Dataset rows describing interfaces
┄┄┄┄┄┄┄┄┄┄┄┄┄┄┄┄┄┄┄┄
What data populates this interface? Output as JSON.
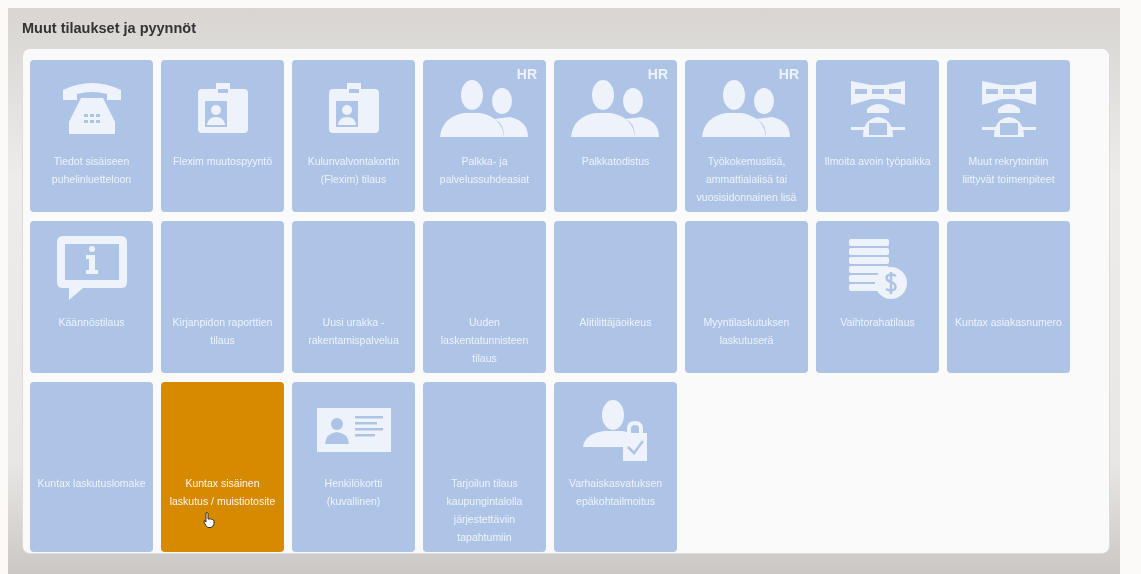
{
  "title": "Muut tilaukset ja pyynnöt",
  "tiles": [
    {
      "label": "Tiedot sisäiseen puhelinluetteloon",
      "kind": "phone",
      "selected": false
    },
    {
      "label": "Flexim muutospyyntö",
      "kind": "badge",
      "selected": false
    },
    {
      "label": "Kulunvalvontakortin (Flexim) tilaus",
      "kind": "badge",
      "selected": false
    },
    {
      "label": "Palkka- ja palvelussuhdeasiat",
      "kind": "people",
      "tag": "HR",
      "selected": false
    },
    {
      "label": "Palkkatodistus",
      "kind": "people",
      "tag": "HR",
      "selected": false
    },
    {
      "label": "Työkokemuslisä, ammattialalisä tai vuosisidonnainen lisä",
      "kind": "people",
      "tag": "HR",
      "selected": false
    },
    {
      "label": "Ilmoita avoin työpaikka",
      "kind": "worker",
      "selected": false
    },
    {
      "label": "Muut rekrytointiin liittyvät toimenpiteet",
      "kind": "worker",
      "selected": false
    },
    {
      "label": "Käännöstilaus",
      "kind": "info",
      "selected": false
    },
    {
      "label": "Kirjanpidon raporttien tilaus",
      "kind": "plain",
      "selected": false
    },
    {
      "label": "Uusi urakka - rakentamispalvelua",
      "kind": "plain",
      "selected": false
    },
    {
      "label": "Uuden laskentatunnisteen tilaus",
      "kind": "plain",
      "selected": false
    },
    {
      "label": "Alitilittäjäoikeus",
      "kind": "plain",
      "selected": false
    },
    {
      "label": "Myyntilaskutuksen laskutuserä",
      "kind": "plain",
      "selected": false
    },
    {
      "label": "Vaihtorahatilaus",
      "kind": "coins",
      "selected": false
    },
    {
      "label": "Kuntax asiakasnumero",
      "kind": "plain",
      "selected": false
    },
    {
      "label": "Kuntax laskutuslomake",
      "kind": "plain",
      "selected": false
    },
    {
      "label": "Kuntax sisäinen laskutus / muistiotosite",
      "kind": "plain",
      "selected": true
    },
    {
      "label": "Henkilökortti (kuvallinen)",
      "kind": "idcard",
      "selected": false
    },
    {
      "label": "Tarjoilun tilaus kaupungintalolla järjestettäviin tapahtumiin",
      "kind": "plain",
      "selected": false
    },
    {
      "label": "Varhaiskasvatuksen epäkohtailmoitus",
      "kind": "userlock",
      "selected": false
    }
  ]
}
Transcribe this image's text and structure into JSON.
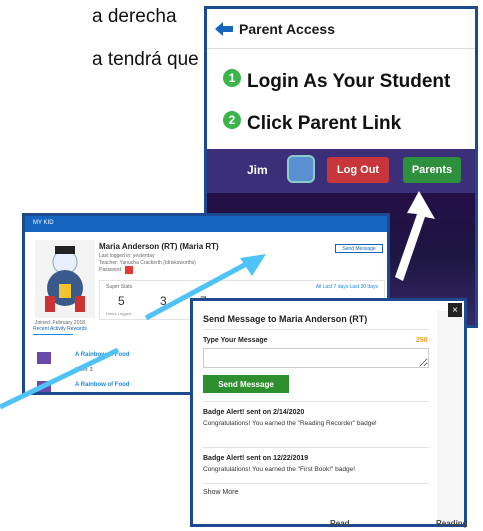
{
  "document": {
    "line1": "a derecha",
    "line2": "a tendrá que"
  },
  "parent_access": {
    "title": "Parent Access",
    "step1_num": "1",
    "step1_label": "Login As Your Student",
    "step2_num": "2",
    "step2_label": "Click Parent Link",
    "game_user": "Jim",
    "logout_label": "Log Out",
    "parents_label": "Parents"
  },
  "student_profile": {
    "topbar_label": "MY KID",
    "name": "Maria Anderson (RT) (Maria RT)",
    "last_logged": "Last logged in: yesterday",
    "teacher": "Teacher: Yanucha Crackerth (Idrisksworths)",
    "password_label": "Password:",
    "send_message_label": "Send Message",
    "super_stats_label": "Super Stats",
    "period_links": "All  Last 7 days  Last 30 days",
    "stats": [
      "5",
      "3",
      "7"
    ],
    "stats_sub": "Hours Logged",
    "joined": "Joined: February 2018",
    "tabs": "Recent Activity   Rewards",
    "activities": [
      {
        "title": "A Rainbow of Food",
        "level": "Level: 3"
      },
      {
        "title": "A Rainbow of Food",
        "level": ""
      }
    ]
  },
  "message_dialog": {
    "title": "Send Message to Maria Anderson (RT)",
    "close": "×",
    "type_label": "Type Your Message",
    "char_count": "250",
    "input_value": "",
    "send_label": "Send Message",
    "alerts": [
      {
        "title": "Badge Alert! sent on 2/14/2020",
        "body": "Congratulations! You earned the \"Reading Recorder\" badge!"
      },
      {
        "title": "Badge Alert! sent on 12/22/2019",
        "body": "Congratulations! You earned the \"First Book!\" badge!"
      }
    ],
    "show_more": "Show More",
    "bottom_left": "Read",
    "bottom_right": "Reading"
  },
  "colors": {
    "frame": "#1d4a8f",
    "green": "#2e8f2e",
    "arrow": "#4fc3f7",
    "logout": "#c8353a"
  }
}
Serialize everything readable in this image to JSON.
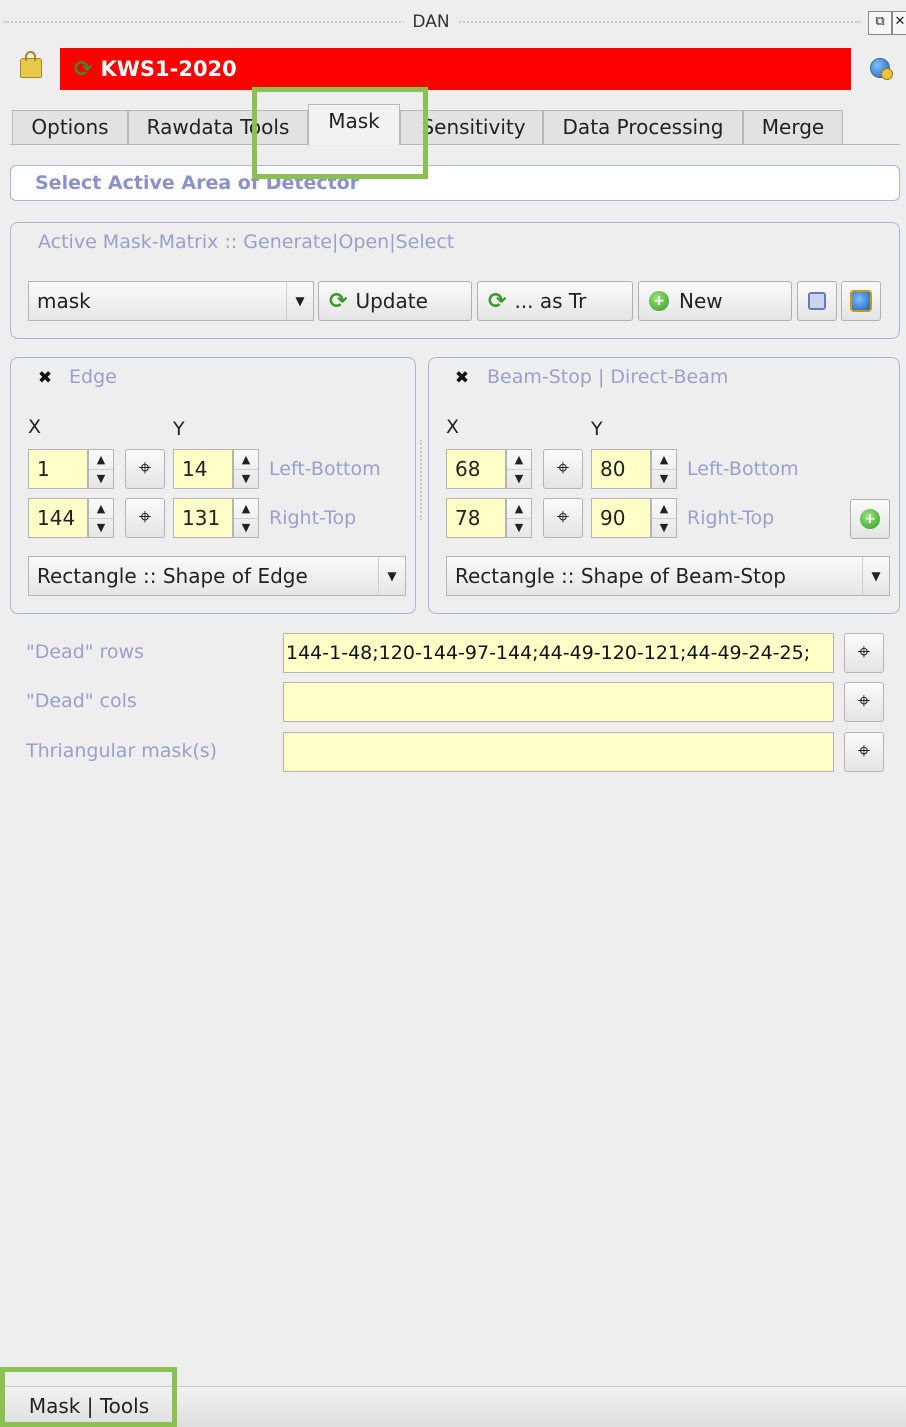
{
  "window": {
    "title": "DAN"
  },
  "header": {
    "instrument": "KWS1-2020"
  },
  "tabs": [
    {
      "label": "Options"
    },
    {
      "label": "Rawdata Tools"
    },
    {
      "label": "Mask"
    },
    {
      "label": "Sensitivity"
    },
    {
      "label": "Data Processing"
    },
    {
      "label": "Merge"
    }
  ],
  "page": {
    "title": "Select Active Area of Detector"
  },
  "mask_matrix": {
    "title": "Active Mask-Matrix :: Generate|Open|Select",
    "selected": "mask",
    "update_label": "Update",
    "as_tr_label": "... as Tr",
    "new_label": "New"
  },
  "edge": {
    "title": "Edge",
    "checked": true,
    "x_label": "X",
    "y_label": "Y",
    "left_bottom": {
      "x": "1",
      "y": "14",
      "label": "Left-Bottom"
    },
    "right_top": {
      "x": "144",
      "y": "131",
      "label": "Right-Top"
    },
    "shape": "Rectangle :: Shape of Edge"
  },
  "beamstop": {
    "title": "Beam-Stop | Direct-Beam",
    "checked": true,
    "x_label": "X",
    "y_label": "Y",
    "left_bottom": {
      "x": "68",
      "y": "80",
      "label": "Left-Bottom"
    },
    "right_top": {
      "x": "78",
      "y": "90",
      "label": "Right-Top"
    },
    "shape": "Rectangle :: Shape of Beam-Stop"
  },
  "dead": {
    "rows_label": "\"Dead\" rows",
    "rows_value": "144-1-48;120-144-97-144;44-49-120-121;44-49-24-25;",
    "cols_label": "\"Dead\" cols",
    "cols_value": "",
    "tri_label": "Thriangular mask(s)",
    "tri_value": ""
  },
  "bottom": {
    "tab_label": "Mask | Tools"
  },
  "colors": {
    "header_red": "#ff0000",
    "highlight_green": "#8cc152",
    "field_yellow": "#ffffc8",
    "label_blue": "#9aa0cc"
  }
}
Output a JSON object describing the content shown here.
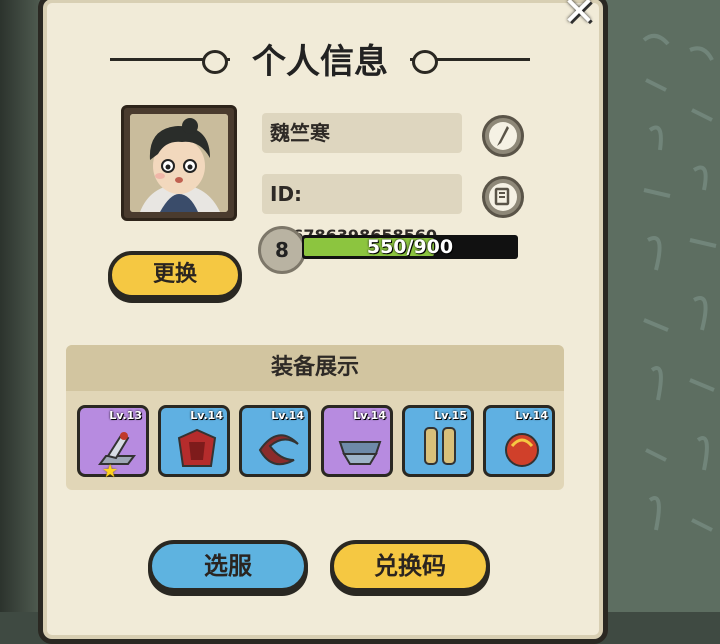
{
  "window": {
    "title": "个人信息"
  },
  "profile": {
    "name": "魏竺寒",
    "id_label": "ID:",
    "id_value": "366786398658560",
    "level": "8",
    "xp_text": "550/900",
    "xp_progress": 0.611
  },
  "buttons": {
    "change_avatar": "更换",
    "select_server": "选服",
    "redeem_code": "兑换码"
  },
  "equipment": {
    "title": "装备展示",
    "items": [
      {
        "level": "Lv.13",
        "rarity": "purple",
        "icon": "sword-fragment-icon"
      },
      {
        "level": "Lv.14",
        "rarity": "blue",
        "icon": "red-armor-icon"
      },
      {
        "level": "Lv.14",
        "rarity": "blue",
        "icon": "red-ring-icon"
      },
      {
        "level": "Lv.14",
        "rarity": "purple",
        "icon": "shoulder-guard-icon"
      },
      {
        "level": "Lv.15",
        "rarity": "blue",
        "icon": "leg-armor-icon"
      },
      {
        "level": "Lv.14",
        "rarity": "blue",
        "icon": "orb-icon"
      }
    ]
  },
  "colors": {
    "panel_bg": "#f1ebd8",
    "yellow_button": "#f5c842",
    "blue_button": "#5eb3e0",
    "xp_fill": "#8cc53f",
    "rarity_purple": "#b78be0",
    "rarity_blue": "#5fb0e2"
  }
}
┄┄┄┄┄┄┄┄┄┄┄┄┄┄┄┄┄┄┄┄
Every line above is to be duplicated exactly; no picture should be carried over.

§ **SOLVED PROBLEM**
What data populates this interface? Output as JSON.
{
  "title": "Muut tilaukset ja pyynnöt",
  "tiles": [
    {
      "label": "Tiedot sisäiseen puhelinluetteloon",
      "kind": "phone",
      "selected": false
    },
    {
      "label": "Flexim muutospyyntö",
      "kind": "badge",
      "selected": false
    },
    {
      "label": "Kulunvalvontakortin (Flexim) tilaus",
      "kind": "badge",
      "selected": false
    },
    {
      "label": "Palkka- ja palvelussuhdeasiat",
      "kind": "people",
      "tag": "HR",
      "selected": false
    },
    {
      "label": "Palkkatodistus",
      "kind": "people",
      "tag": "HR",
      "selected": false
    },
    {
      "label": "Työkokemuslisä, ammattialalisä tai vuosisidonnainen lisä",
      "kind": "people",
      "tag": "HR",
      "selected": false
    },
    {
      "label": "Ilmoita avoin työpaikka",
      "kind": "worker",
      "selected": false
    },
    {
      "label": "Muut rekrytointiin liittyvät toimenpiteet",
      "kind": "worker",
      "selected": false
    },
    {
      "label": "Käännöstilaus",
      "kind": "info",
      "selected": false
    },
    {
      "label": "Kirjanpidon raporttien tilaus",
      "kind": "plain",
      "selected": false
    },
    {
      "label": "Uusi urakka - rakentamispalvelua",
      "kind": "plain",
      "selected": false
    },
    {
      "label": "Uuden laskentatunnisteen tilaus",
      "kind": "plain",
      "selected": false
    },
    {
      "label": "Alitilittäjäoikeus",
      "kind": "plain",
      "selected": false
    },
    {
      "label": "Myyntilaskutuksen laskutuserä",
      "kind": "plain",
      "selected": false
    },
    {
      "label": "Vaihtorahatilaus",
      "kind": "coins",
      "selected": false
    },
    {
      "label": "Kuntax asiakasnumero",
      "kind": "plain",
      "selected": false
    },
    {
      "label": "Kuntax laskutuslomake",
      "kind": "plain",
      "selected": false
    },
    {
      "label": "Kuntax sisäinen laskutus / muistiotosite",
      "kind": "plain",
      "selected": true
    },
    {
      "label": "Henkilökortti (kuvallinen)",
      "kind": "idcard",
      "selected": false
    },
    {
      "label": "Tarjoilun tilaus kaupungintalolla järjestettäviin tapahtumiin",
      "kind": "plain",
      "selected": false
    },
    {
      "label": "Varhaiskasvatuksen epäkohtailmoitus",
      "kind": "userlock",
      "selected": false
    }
  ]
}
Transcribe this image's text and structure into JSON.
{
  "document": {
    "line1": "a derecha",
    "line2": "a tendrá que"
  },
  "parent_access": {
    "title": "Parent Access",
    "step1_num": "1",
    "step1_label": "Login As Your Student",
    "step2_num": "2",
    "step2_label": "Click Parent Link",
    "game_user": "Jim",
    "logout_label": "Log Out",
    "parents_label": "Parents"
  },
  "student_profile": {
    "topbar_label": "MY KID",
    "name": "Maria Anderson (RT) (Maria RT)",
    "last_logged": "Last logged in: yesterday",
    "teacher": "Teacher: Yanucha Crackerth (Idrisksworths)",
    "password_label": "Password:",
    "send_message_label": "Send Message",
    "super_stats_label": "Super Stats",
    "period_links": "All  Last 7 days  Last 30 days",
    "stats": [
      "5",
      "3",
      "7"
    ],
    "stats_sub": "Hours Logged",
    "joined": "Joined: February 2018",
    "tabs": "Recent Activity   Rewards",
    "activities": [
      {
        "title": "A Rainbow of Food",
        "level": "Level: 3"
      },
      {
        "title": "A Rainbow of Food",
        "level": ""
      }
    ]
  },
  "message_dialog": {
    "title": "Send Message to Maria Anderson (RT)",
    "close": "×",
    "type_label": "Type Your Message",
    "char_count": "250",
    "input_value": "",
    "send_label": "Send Message",
    "alerts": [
      {
        "title": "Badge Alert! sent on 2/14/2020",
        "body": "Congratulations! You earned the \"Reading Recorder\" badge!"
      },
      {
        "title": "Badge Alert! sent on 12/22/2019",
        "body": "Congratulations! You earned the \"First Book!\" badge!"
      }
    ],
    "show_more": "Show More",
    "bottom_left": "Read",
    "bottom_right": "Reading"
  },
  "colors": {
    "frame": "#1d4a8f",
    "green": "#2e8f2e",
    "arrow": "#4fc3f7",
    "logout": "#c8353a"
  }
}
Serialize everything readable in this image to JSON.
{
  "window": {
    "title": "DAN"
  },
  "header": {
    "instrument": "KWS1-2020"
  },
  "tabs": [
    {
      "label": "Options"
    },
    {
      "label": "Rawdata Tools"
    },
    {
      "label": "Mask"
    },
    {
      "label": "Sensitivity"
    },
    {
      "label": "Data Processing"
    },
    {
      "label": "Merge"
    }
  ],
  "page": {
    "title": "Select Active Area of Detector"
  },
  "mask_matrix": {
    "title": "Active Mask-Matrix :: Generate|Open|Select",
    "selected": "mask",
    "update_label": "Update",
    "as_tr_label": "... as Tr",
    "new_label": "New"
  },
  "edge": {
    "title": "Edge",
    "checked": true,
    "x_label": "X",
    "y_label": "Y",
    "left_bottom": {
      "x": "1",
      "y": "14",
      "label": "Left-Bottom"
    },
    "right_top": {
      "x": "144",
      "y": "131",
      "label": "Right-Top"
    },
    "shape": "Rectangle :: Shape of Edge"
  },
  "beamstop": {
    "title": "Beam-Stop | Direct-Beam",
    "checked": true,
    "x_label": "X",
    "y_label": "Y",
    "left_bottom": {
      "x": "68",
      "y": "80",
      "label": "Left-Bottom"
    },
    "right_top": {
      "x": "78",
      "y": "90",
      "label": "Right-Top"
    },
    "shape": "Rectangle :: Shape of Beam-Stop"
  },
  "dead": {
    "rows_label": "\"Dead\" rows",
    "rows_value": "144-1-48;120-144-97-144;44-49-120-121;44-49-24-25;",
    "cols_label": "\"Dead\" cols",
    "cols_value": "",
    "tri_label": "Thriangular mask(s)",
    "tri_value": ""
  },
  "bottom": {
    "tab_label": "Mask | Tools"
  },
  "colors": {
    "header_red": "#ff0000",
    "highlight_green": "#8cc152",
    "field_yellow": "#ffffc8",
    "label_blue": "#9aa0cc"
  }
}
Output a JSON object describing the content shown here.
{
  "window": {
    "title": "个人信息"
  },
  "profile": {
    "name": "魏竺寒",
    "id_label": "ID:",
    "id_value": "366786398658560",
    "level": "8",
    "xp_text": "550/900",
    "xp_progress": 0.611
  },
  "buttons": {
    "change_avatar": "更换",
    "select_server": "选服",
    "redeem_code": "兑换码"
  },
  "equipment": {
    "title": "装备展示",
    "items": [
      {
        "level": "Lv.13",
        "rarity": "purple",
        "icon": "sword-fragment-icon"
      },
      {
        "level": "Lv.14",
        "rarity": "blue",
        "icon": "red-armor-icon"
      },
      {
        "level": "Lv.14",
        "rarity": "blue",
        "icon": "red-ring-icon"
      },
      {
        "level": "Lv.14",
        "rarity": "purple",
        "icon": "shoulder-guard-icon"
      },
      {
        "level": "Lv.15",
        "rarity": "blue",
        "icon": "leg-armor-icon"
      },
      {
        "level": "Lv.14",
        "rarity": "blue",
        "icon": "orb-icon"
      }
    ]
  },
  "colors": {
    "panel_bg": "#f1ebd8",
    "yellow_button": "#f5c842",
    "blue_button": "#5eb3e0",
    "xp_fill": "#8cc53f",
    "rarity_purple": "#b78be0",
    "rarity_blue": "#5fb0e2"
  }
}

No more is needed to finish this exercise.